* _Exercise_
For each record that follows, restate the text exactly and drop the pictures.

* _Source information_
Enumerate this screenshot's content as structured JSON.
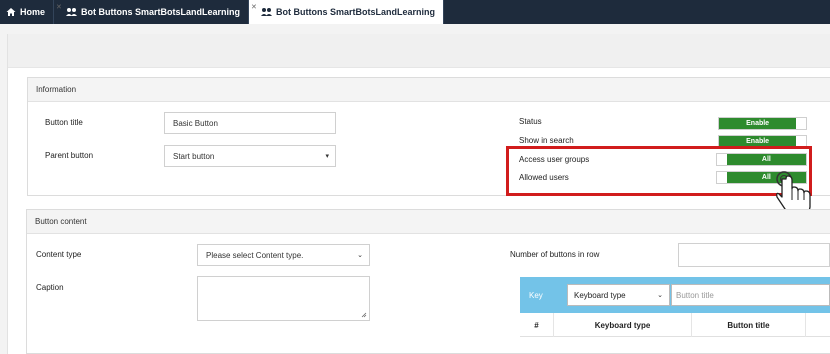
{
  "tabs": [
    {
      "label": "Home",
      "icon": "home-icon"
    },
    {
      "label": "Bot Buttons SmartBotsLandLearning",
      "icon": "bot-icon"
    },
    {
      "label": "Bot Buttons SmartBotsLandLearning",
      "icon": "bot-icon"
    }
  ],
  "information": {
    "header": "Information",
    "button_title_label": "Button title",
    "button_title_value": "Basic Button",
    "parent_button_label": "Parent button",
    "parent_button_value": "Start button",
    "status_label": "Status",
    "status_value": "Enable",
    "show_in_search_label": "Show in search",
    "show_in_search_value": "Enable",
    "access_user_groups_label": "Access user groups",
    "access_user_groups_value": "All",
    "allowed_users_label": "Allowed users",
    "allowed_users_value": "All"
  },
  "button_content": {
    "header": "Button content",
    "content_type_label": "Content type",
    "content_type_placeholder": "Please select Content type.",
    "caption_label": "Caption",
    "buttons_in_row_label": "Number of buttons in row",
    "key_label": "Key",
    "keyboard_type_value": "Keyboard type",
    "button_title_placeholder": "Button title",
    "table_headers": [
      "#",
      "Keyboard type",
      "Button title"
    ]
  },
  "colors": {
    "topbar": "#1e2b3c",
    "toggle_on": "#2e8b2e",
    "highlight": "#d11c1c",
    "key_bar": "#73c3e8"
  }
}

* _Answer box_
Enumerate this screenshot's content as structured JSON.
{
  "tabs": [
    {
      "label": "Home",
      "icon": "home-icon"
    },
    {
      "label": "Bot Buttons SmartBotsLandLearning",
      "icon": "bot-icon"
    },
    {
      "label": "Bot Buttons SmartBotsLandLearning",
      "icon": "bot-icon"
    }
  ],
  "information": {
    "header": "Information",
    "button_title_label": "Button title",
    "button_title_value": "Basic Button",
    "parent_button_label": "Parent button",
    "parent_button_value": "Start button",
    "status_label": "Status",
    "status_value": "Enable",
    "show_in_search_label": "Show in search",
    "show_in_search_value": "Enable",
    "access_user_groups_label": "Access user groups",
    "access_user_groups_value": "All",
    "allowed_users_label": "Allowed users",
    "allowed_users_value": "All"
  },
  "button_content": {
    "header": "Button content",
    "content_type_label": "Content type",
    "content_type_placeholder": "Please select Content type.",
    "caption_label": "Caption",
    "buttons_in_row_label": "Number of buttons in row",
    "key_label": "Key",
    "keyboard_type_value": "Keyboard type",
    "button_title_placeholder": "Button title",
    "table_headers": [
      "#",
      "Keyboard type",
      "Button title"
    ]
  },
  "colors": {
    "topbar": "#1e2b3c",
    "toggle_on": "#2e8b2e",
    "highlight": "#d11c1c",
    "key_bar": "#73c3e8"
  }
}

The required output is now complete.